• [Problem description]: If a line in the records contains the word "time", count it; state the resulting number and nothing more.

····················

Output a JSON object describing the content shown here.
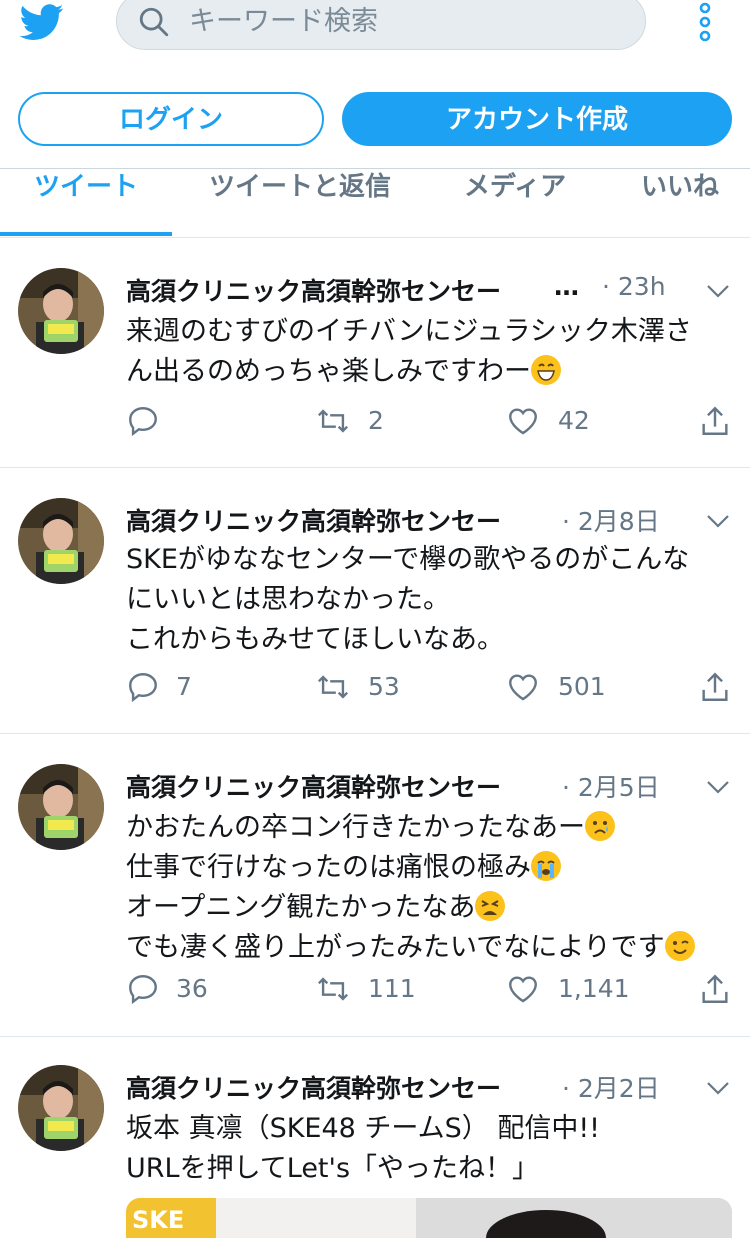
{
  "search": {
    "placeholder": "キーワード検索"
  },
  "auth": {
    "login_label": "ログイン",
    "signup_label": "アカウント作成"
  },
  "tabs": [
    {
      "label": "ツイート"
    },
    {
      "label": "ツイートと返信"
    },
    {
      "label": "メディア"
    },
    {
      "label": "いいね"
    }
  ],
  "colors": {
    "accent": "#1da1f2",
    "secondary_text": "#657786",
    "divider": "#e1e8ed"
  },
  "tweets": [
    {
      "name": "高須クリニック高須幹弥センセー",
      "truncated": "…",
      "time": "· 23h",
      "text": "来週のむすびのイチバンにジュラシック木澤さ\nん出るのめっちゃ楽しみですわー",
      "replies": "",
      "retweets": "2",
      "likes": "42"
    },
    {
      "name": "高須クリニック高須幹弥センセー",
      "time": "· 2月8日",
      "text": "SKEがゆななセンターで欅の歌やるのがこんな\nにいいとは思わなかった。\nこれからもみせてほしいなあ。",
      "replies": "7",
      "retweets": "53",
      "likes": "501"
    },
    {
      "name": "高須クリニック高須幹弥センセー",
      "time": "· 2月5日",
      "line1": "かおたんの卒コン行きたかったなあー",
      "line2": "仕事で行けなったのは痛恨の極み",
      "line3": "オープニング観たかったなあ",
      "line4": "でも凄く盛り上がったみたいでなによりです",
      "replies": "36",
      "retweets": "111",
      "likes": "1,141"
    },
    {
      "name": "高須クリニック高須幹弥センセー",
      "time": "· 2月2日",
      "text": "坂本 真凛（SKE48 チームS） 配信中!!\nURLを押してLet's「やったね！」"
    }
  ],
  "icons": [
    "twitter-bird-icon",
    "search-icon",
    "more-vertical-icon",
    "chevron-down-icon",
    "reply-icon",
    "retweet-icon",
    "like-icon",
    "share-icon",
    "emoji-grin-icon",
    "emoji-sad-icon",
    "emoji-cry-icon",
    "emoji-weary-icon",
    "emoji-wink-icon"
  ]
}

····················

• [Output of the task]: 4